[INPUT]
◆ ◆ ◆ ◆

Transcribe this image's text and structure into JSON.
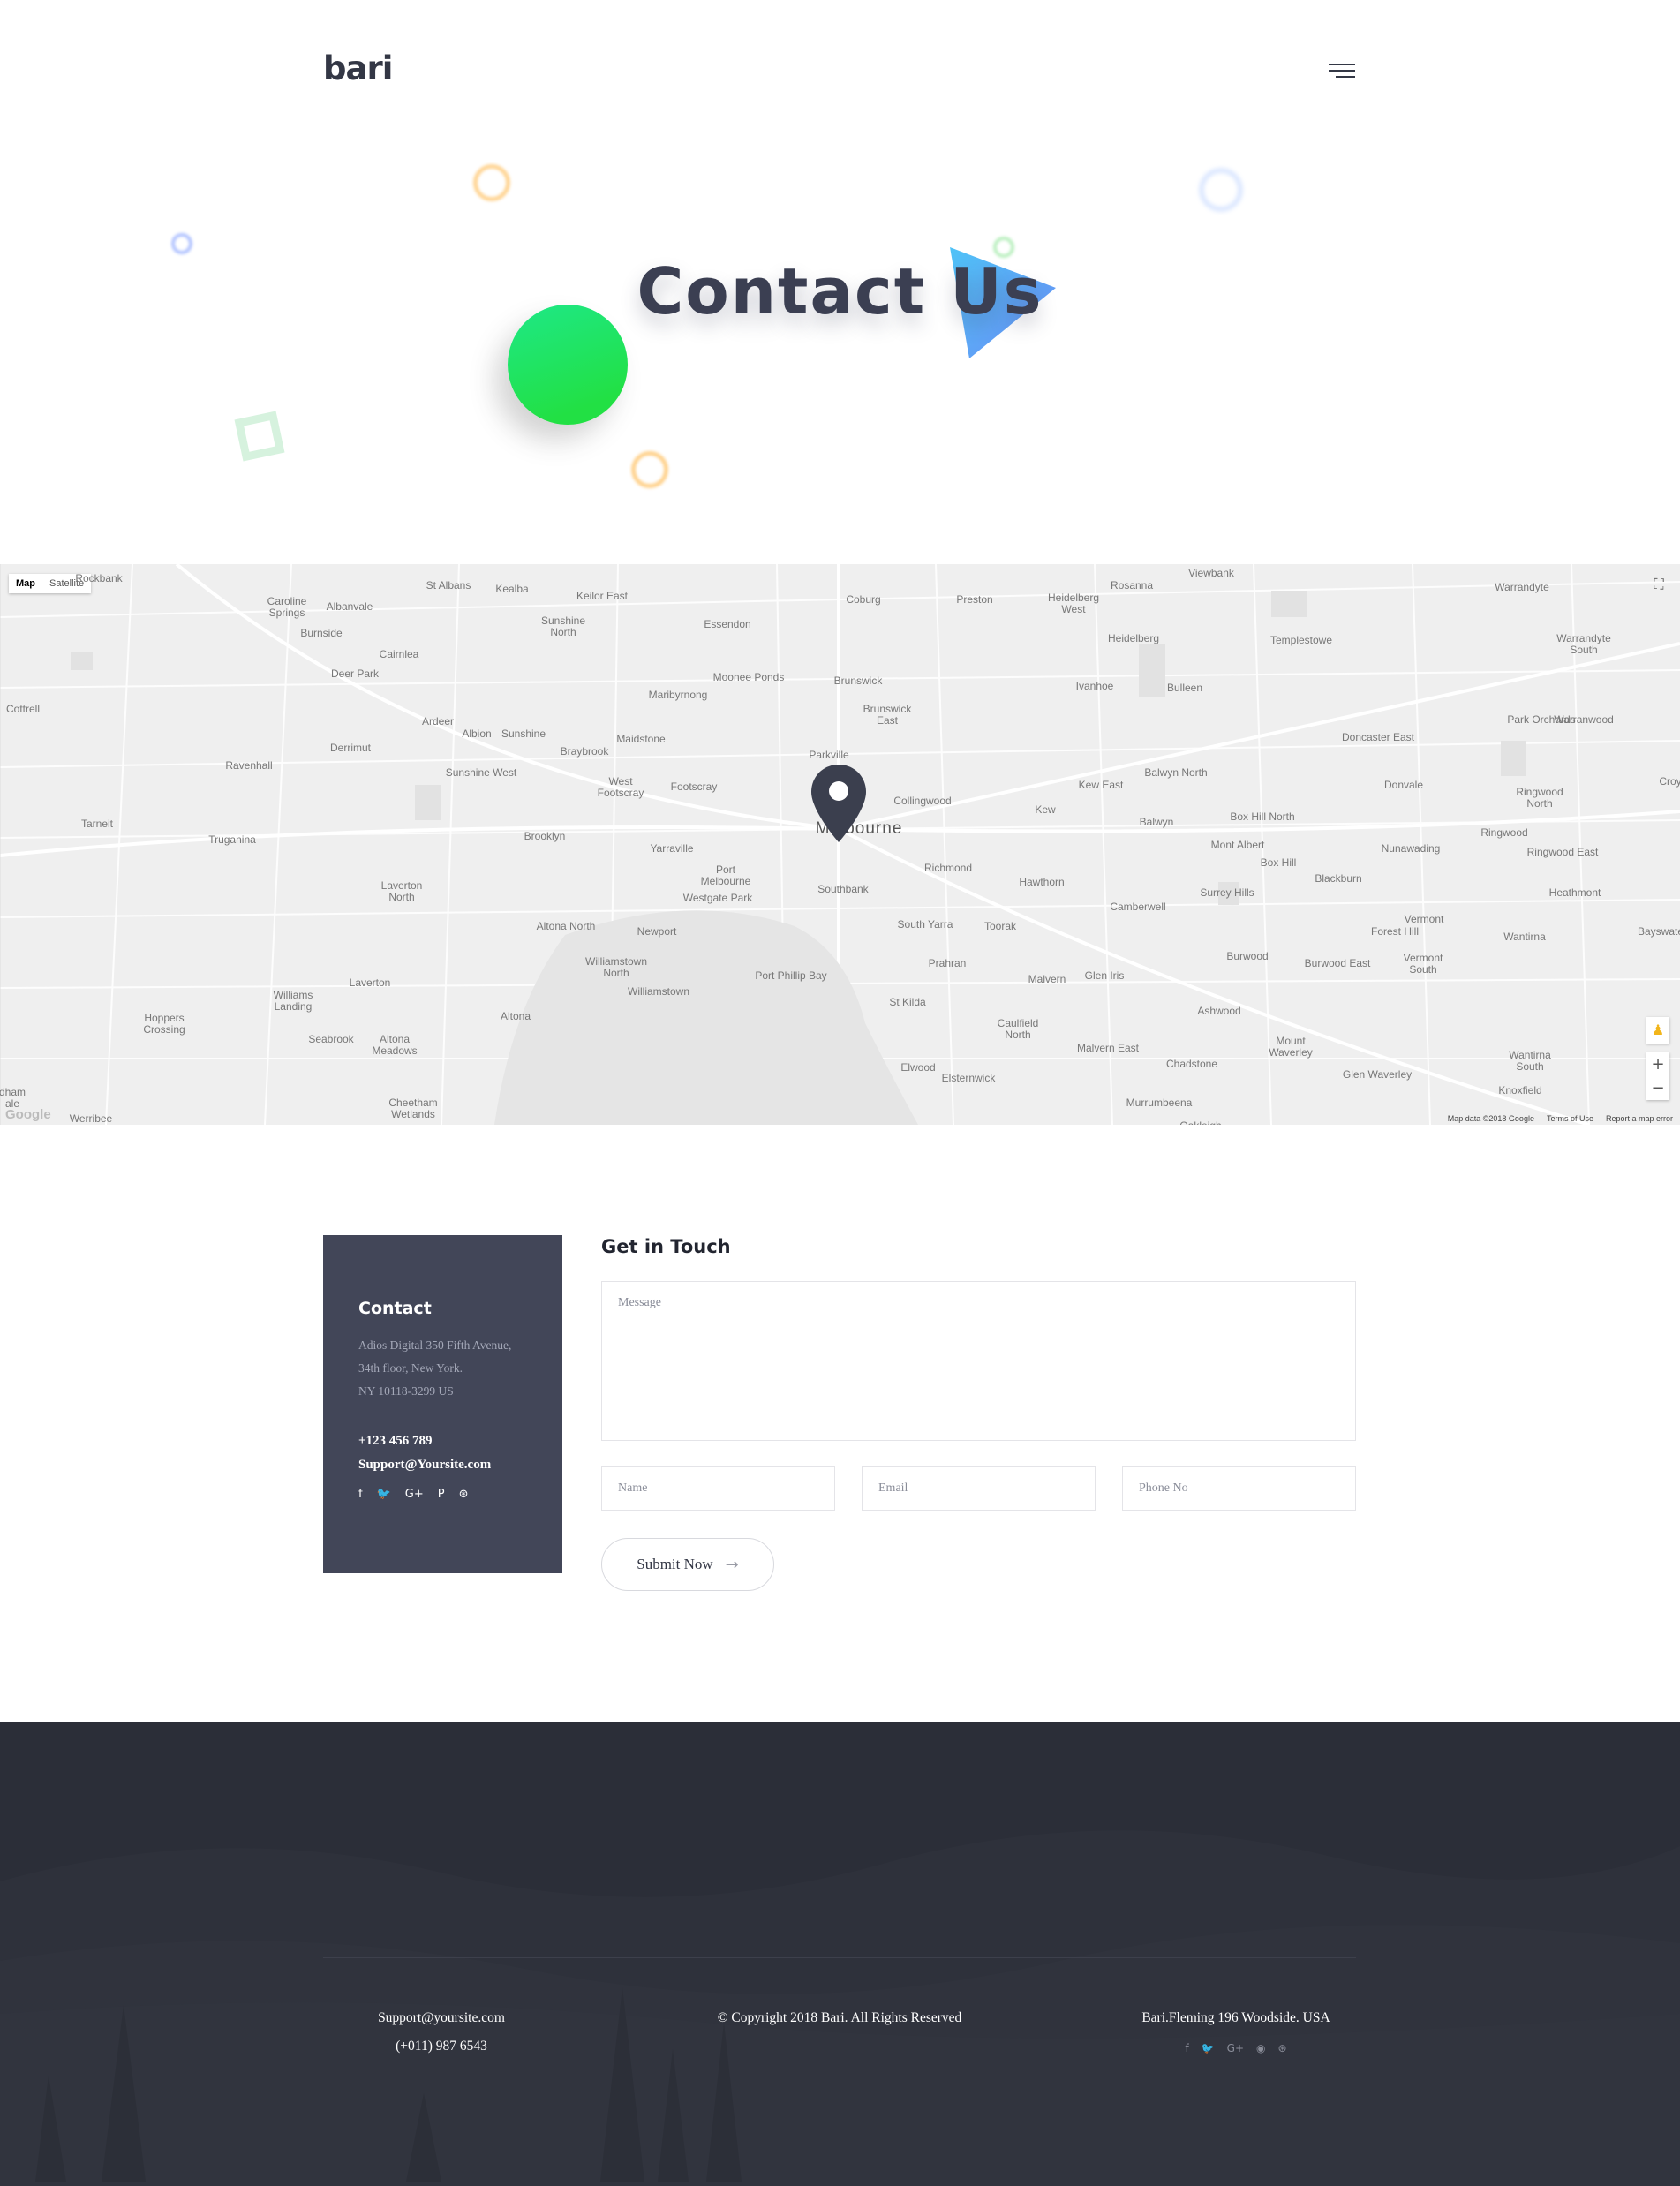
{
  "header": {
    "logo": "bari",
    "menu_icon": "hamburger-menu-icon"
  },
  "hero": {
    "title": "Contact Us"
  },
  "map": {
    "type_buttons": [
      "Map",
      "Satellite"
    ],
    "selected_type": "Map",
    "city_label": "Melbourne",
    "labels": [
      "Rockbank",
      "St Albans",
      "Keilor East",
      "Coburg",
      "Preston",
      "Rosanna",
      "Viewbank",
      "Warrandyte",
      "Caroline\nSprings",
      "Albanvale",
      "Kealba",
      "Heidelberg\nWest",
      "Essendon",
      "Burnside",
      "Sunshine\nNorth",
      "Heidelberg",
      "Templestowe",
      "Cairnlea",
      "Warrandyte\nSouth",
      "Deer Park",
      "Moonee Ponds",
      "Brunswick",
      "Ivanhoe",
      "Bulleen",
      "Cottrell",
      "Maribyrnong",
      "Ardeer",
      "Brunswick\nEast",
      "Albion",
      "Sunshine",
      "Maidstone",
      "Park Orchards",
      "Warranwood",
      "Derrimut",
      "Braybrook",
      "Doncaster East",
      "Ravenhall",
      "Sunshine West",
      "Parkville",
      "Balwyn North",
      "Footscray",
      "West\nFootscray",
      "Collingwood",
      "Kew East",
      "Donvale",
      "Croy",
      "Tarneit",
      "Ringwood\nNorth",
      "Kew",
      "Balwyn",
      "Box Hill North",
      "Truganina",
      "Brooklyn",
      "Yarraville",
      "Mont Albert",
      "Nunawading",
      "Ringwood",
      "Box Hill",
      "Ringwood East",
      "Port\nMelbourne",
      "Richmond",
      "Hawthorn",
      "Blackburn",
      "Laverton\nNorth",
      "Southbank",
      "Westgate Park",
      "Surrey Hills",
      "Heathmont",
      "Bayswater",
      "Altona North",
      "Newport",
      "Camberwell",
      "South Yarra",
      "Toorak",
      "Vermont",
      "Forest Hill",
      "Wantirna",
      "Williamstown\nNorth",
      "Prahran",
      "Burwood",
      "Burwood East",
      "Vermont\nSouth",
      "Laverton",
      "Port Phillip Bay",
      "Malvern",
      "Glen Iris",
      "Williams\nLanding",
      "Williamstown",
      "St Kilda",
      "Hoppers\nCrossing",
      "Altona",
      "Ashwood",
      "Caulfield\nNorth",
      "Seabrook",
      "Altona\nMeadows",
      "Mount\nWaverley",
      "Malvern East",
      "Wantirna\nSouth",
      "Chadstone",
      "Elwood",
      "Glen Waverley",
      "Elsternwick",
      "Knoxfield",
      "Cheetham\nWetlands",
      "Murrumbeena",
      "Werribee",
      "Oakleigh",
      "dham\nale"
    ],
    "attribution": [
      "Map data ©2018 Google",
      "Terms of Use",
      "Report a map error"
    ],
    "google_logo": "Google"
  },
  "contact": {
    "heading": "Contact",
    "address_lines": [
      "Adios Digital 350 Fifth Avenue,",
      "34th floor, New York.",
      "NY 10118-3299 US"
    ],
    "phone": "+123 456 789",
    "email": "Support@Yoursite.com",
    "socials": [
      "f",
      "🐦",
      "G+",
      "P",
      "⊛"
    ]
  },
  "form": {
    "title": "Get in Touch",
    "message_placeholder": "Message",
    "name_placeholder": "Name",
    "email_placeholder": "Email",
    "phone_placeholder": "Phone No",
    "submit_label": "Submit Now",
    "submit_arrow": "→"
  },
  "footer": {
    "email": "Support@yoursite.com",
    "phone": "(+011) 987 6543",
    "copyright": "© Copyright 2018 Bari. All Rights Reserved",
    "address": "Bari.Fleming 196 Woodside. USA",
    "socials": [
      "f",
      "🐦",
      "G+",
      "◉",
      "⊛"
    ]
  },
  "colors": {
    "dark": "#424658",
    "footer_bg": "#2b2e38",
    "accent_green": "#22e06a",
    "accent_blue": "#5ab4ee"
  }
}
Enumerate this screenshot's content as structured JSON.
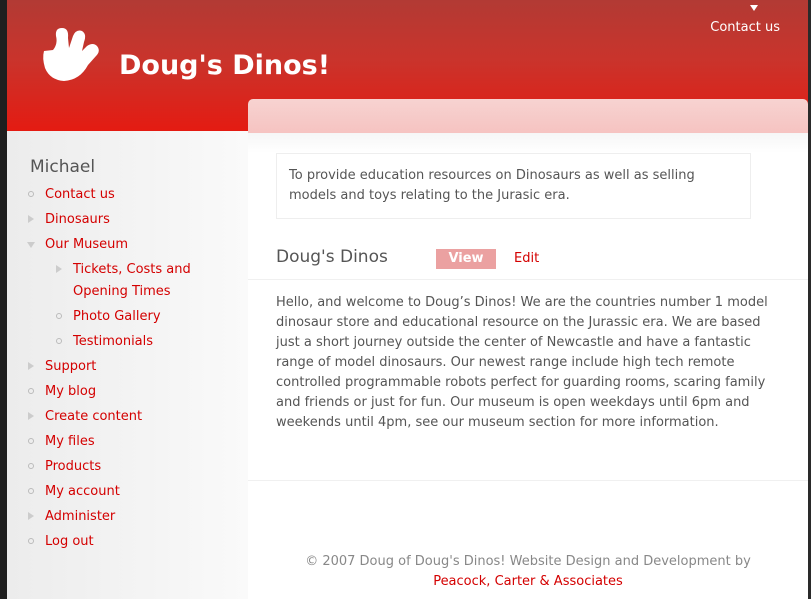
{
  "site": {
    "name": "Doug's Dinos!"
  },
  "top_nav": {
    "contact": "Contact us"
  },
  "sidebar": {
    "user": "Michael",
    "menu": [
      {
        "label": "Contact us",
        "marker": "circle"
      },
      {
        "label": "Dinosaurs",
        "marker": "triangle-right"
      },
      {
        "label": "Our Museum",
        "marker": "triangle-down",
        "children": [
          {
            "label": "Tickets, Costs and Opening Times",
            "marker": "triangle-right"
          },
          {
            "label": "Photo Gallery",
            "marker": "circle"
          },
          {
            "label": "Testimonials",
            "marker": "circle"
          }
        ]
      },
      {
        "label": "Support",
        "marker": "triangle-right"
      },
      {
        "label": "My blog",
        "marker": "circle"
      },
      {
        "label": "Create content",
        "marker": "triangle-right"
      },
      {
        "label": "My files",
        "marker": "circle"
      },
      {
        "label": "Products",
        "marker": "circle"
      },
      {
        "label": "My account",
        "marker": "circle"
      },
      {
        "label": "Administer",
        "marker": "triangle-right"
      },
      {
        "label": "Log out",
        "marker": "circle"
      }
    ]
  },
  "main": {
    "mission": "To provide education resources on Dinosaurs as well as selling models and toys relating to the Jurasic era.",
    "node_title": "Doug's Dinos",
    "tabs": {
      "view": "View",
      "edit": "Edit"
    },
    "body": "Hello, and welcome to Doug’s Dinos! We are the countries number 1 model dinosaur store and educational resource on the Jurassic era. We are based just a short journey outside the center of Newcastle and have a fantastic range of model dinosaurs. Our newest range include high tech remote controlled programmable robots perfect for guarding rooms, scaring family and friends or just for fun. Our museum is open weekdays until 6pm and weekends until 4pm, see our museum section for more information."
  },
  "footer": {
    "text": "© 2007 Doug of Doug's Dinos! Website Design and Development by",
    "link": "Peacock, Carter & Associates"
  },
  "colors": {
    "header_top": "#b23a34",
    "header_bottom": "#e41b12",
    "link": "#d40000",
    "active_tab": "#eba1a1",
    "content_band": "#f7d3d1"
  }
}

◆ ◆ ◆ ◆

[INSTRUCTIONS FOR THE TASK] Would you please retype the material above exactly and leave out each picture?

[YOUR RESPONSE]
Transcribe this image's text and structure into JSON.
{
  "header": {
    "logo": "bari",
    "menu_icon": "hamburger-menu-icon"
  },
  "hero": {
    "title": "Contact Us"
  },
  "map": {
    "type_buttons": [
      "Map",
      "Satellite"
    ],
    "selected_type": "Map",
    "city_label": "Melbourne",
    "labels": [
      "Rockbank",
      "St Albans",
      "Keilor East",
      "Coburg",
      "Preston",
      "Rosanna",
      "Viewbank",
      "Warrandyte",
      "Caroline\nSprings",
      "Albanvale",
      "Kealba",
      "Heidelberg\nWest",
      "Essendon",
      "Burnside",
      "Sunshine\nNorth",
      "Heidelberg",
      "Templestowe",
      "Cairnlea",
      "Warrandyte\nSouth",
      "Deer Park",
      "Moonee Ponds",
      "Brunswick",
      "Ivanhoe",
      "Bulleen",
      "Cottrell",
      "Maribyrnong",
      "Ardeer",
      "Brunswick\nEast",
      "Albion",
      "Sunshine",
      "Maidstone",
      "Park Orchards",
      "Warranwood",
      "Derrimut",
      "Braybrook",
      "Doncaster East",
      "Ravenhall",
      "Sunshine West",
      "Parkville",
      "Balwyn North",
      "Footscray",
      "West\nFootscray",
      "Collingwood",
      "Kew East",
      "Donvale",
      "Croy",
      "Tarneit",
      "Ringwood\nNorth",
      "Kew",
      "Balwyn",
      "Box Hill North",
      "Truganina",
      "Brooklyn",
      "Yarraville",
      "Mont Albert",
      "Nunawading",
      "Ringwood",
      "Box Hill",
      "Ringwood East",
      "Port\nMelbourne",
      "Richmond",
      "Hawthorn",
      "Blackburn",
      "Laverton\nNorth",
      "Southbank",
      "Westgate Park",
      "Surrey Hills",
      "Heathmont",
      "Bayswater",
      "Altona North",
      "Newport",
      "Camberwell",
      "South Yarra",
      "Toorak",
      "Vermont",
      "Forest Hill",
      "Wantirna",
      "Williamstown\nNorth",
      "Prahran",
      "Burwood",
      "Burwood East",
      "Vermont\nSouth",
      "Laverton",
      "Port Phillip Bay",
      "Malvern",
      "Glen Iris",
      "Williams\nLanding",
      "Williamstown",
      "St Kilda",
      "Hoppers\nCrossing",
      "Altona",
      "Ashwood",
      "Caulfield\nNorth",
      "Seabrook",
      "Altona\nMeadows",
      "Mount\nWaverley",
      "Malvern East",
      "Wantirna\nSouth",
      "Chadstone",
      "Elwood",
      "Glen Waverley",
      "Elsternwick",
      "Knoxfield",
      "Cheetham\nWetlands",
      "Murrumbeena",
      "Werribee",
      "Oakleigh",
      "dham\nale"
    ],
    "attribution": [
      "Map data ©2018 Google",
      "Terms of Use",
      "Report a map error"
    ],
    "google_logo": "Google"
  },
  "contact": {
    "heading": "Contact",
    "address_lines": [
      "Adios Digital 350 Fifth Avenue,",
      "34th floor, New York.",
      "NY 10118-3299 US"
    ],
    "phone": "+123 456 789",
    "email": "Support@Yoursite.com",
    "socials": [
      "f",
      "🐦",
      "G+",
      "P",
      "⊛"
    ]
  },
  "form": {
    "title": "Get in Touch",
    "message_placeholder": "Message",
    "name_placeholder": "Name",
    "email_placeholder": "Email",
    "phone_placeholder": "Phone No",
    "submit_label": "Submit Now",
    "submit_arrow": "→"
  },
  "footer": {
    "email": "Support@yoursite.com",
    "phone": "(+011) 987 6543",
    "copyright": "© Copyright 2018 Bari. All Rights Reserved",
    "address": "Bari.Fleming 196 Woodside. USA",
    "socials": [
      "f",
      "🐦",
      "G+",
      "◉",
      "⊛"
    ]
  },
  "colors": {
    "dark": "#424658",
    "footer_bg": "#2b2e38",
    "accent_green": "#22e06a",
    "accent_blue": "#5ab4ee"
  }
}
Enumerate this screenshot's content as structured JSON.
{
  "site": {
    "name": "Doug's Dinos!"
  },
  "top_nav": {
    "contact": "Contact us"
  },
  "sidebar": {
    "user": "Michael",
    "menu": [
      {
        "label": "Contact us",
        "marker": "circle"
      },
      {
        "label": "Dinosaurs",
        "marker": "triangle-right"
      },
      {
        "label": "Our Museum",
        "marker": "triangle-down",
        "children": [
          {
            "label": "Tickets, Costs and Opening Times",
            "marker": "triangle-right"
          },
          {
            "label": "Photo Gallery",
            "marker": "circle"
          },
          {
            "label": "Testimonials",
            "marker": "circle"
          }
        ]
      },
      {
        "label": "Support",
        "marker": "triangle-right"
      },
      {
        "label": "My blog",
        "marker": "circle"
      },
      {
        "label": "Create content",
        "marker": "triangle-right"
      },
      {
        "label": "My files",
        "marker": "circle"
      },
      {
        "label": "Products",
        "marker": "circle"
      },
      {
        "label": "My account",
        "marker": "circle"
      },
      {
        "label": "Administer",
        "marker": "triangle-right"
      },
      {
        "label": "Log out",
        "marker": "circle"
      }
    ]
  },
  "main": {
    "mission": "To provide education resources on Dinosaurs as well as selling models and toys relating to the Jurasic era.",
    "node_title": "Doug's Dinos",
    "tabs": {
      "view": "View",
      "edit": "Edit"
    },
    "body": "Hello, and welcome to Doug’s Dinos! We are the countries number 1 model dinosaur store and educational resource on the Jurassic era. We are based just a short journey outside the center of Newcastle and have a fantastic range of model dinosaurs. Our newest range include high tech remote controlled programmable robots perfect for guarding rooms, scaring family and friends or just for fun. Our museum is open weekdays until 6pm and weekends until 4pm, see our museum section for more information."
  },
  "footer": {
    "text": "© 2007 Doug of Doug's Dinos! Website Design and Development by",
    "link": "Peacock, Carter & Associates"
  },
  "colors": {
    "header_top": "#b23a34",
    "header_bottom": "#e41b12",
    "link": "#d40000",
    "active_tab": "#eba1a1",
    "content_band": "#f7d3d1"
  }
}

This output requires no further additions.